WORK INSTRUCTION:
Look through the entries below and show every line containing the word "text".

DATA FOR THIS EXERCISE:
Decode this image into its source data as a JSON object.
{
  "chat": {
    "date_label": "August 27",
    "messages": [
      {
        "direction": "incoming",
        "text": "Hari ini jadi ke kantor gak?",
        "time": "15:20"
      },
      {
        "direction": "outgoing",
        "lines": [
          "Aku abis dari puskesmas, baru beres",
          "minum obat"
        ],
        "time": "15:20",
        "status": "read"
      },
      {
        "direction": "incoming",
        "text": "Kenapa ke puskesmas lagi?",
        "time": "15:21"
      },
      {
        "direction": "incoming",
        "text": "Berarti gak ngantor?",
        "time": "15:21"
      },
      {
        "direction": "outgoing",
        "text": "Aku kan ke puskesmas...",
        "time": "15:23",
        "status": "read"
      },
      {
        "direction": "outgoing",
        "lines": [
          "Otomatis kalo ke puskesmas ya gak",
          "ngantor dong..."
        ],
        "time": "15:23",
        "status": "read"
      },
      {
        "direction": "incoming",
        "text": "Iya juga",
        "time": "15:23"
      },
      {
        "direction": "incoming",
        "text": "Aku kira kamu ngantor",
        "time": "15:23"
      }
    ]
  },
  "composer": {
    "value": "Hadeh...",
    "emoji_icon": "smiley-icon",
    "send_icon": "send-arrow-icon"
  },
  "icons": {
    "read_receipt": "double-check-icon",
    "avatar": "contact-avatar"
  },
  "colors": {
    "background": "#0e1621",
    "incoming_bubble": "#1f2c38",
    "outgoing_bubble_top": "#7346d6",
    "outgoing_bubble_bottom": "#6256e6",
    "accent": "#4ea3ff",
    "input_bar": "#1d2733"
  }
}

YOUR SOLUTION:
        "text": "Hari ini jadi ke kantor gak?",
        "text": "Kenapa ke puskesmas lagi?",
        "text": "Berarti gak ngantor?",
        "text": "Aku kan ke puskesmas...",
        "text": "Iya juga",
        "text": "Aku kira kamu ngantor",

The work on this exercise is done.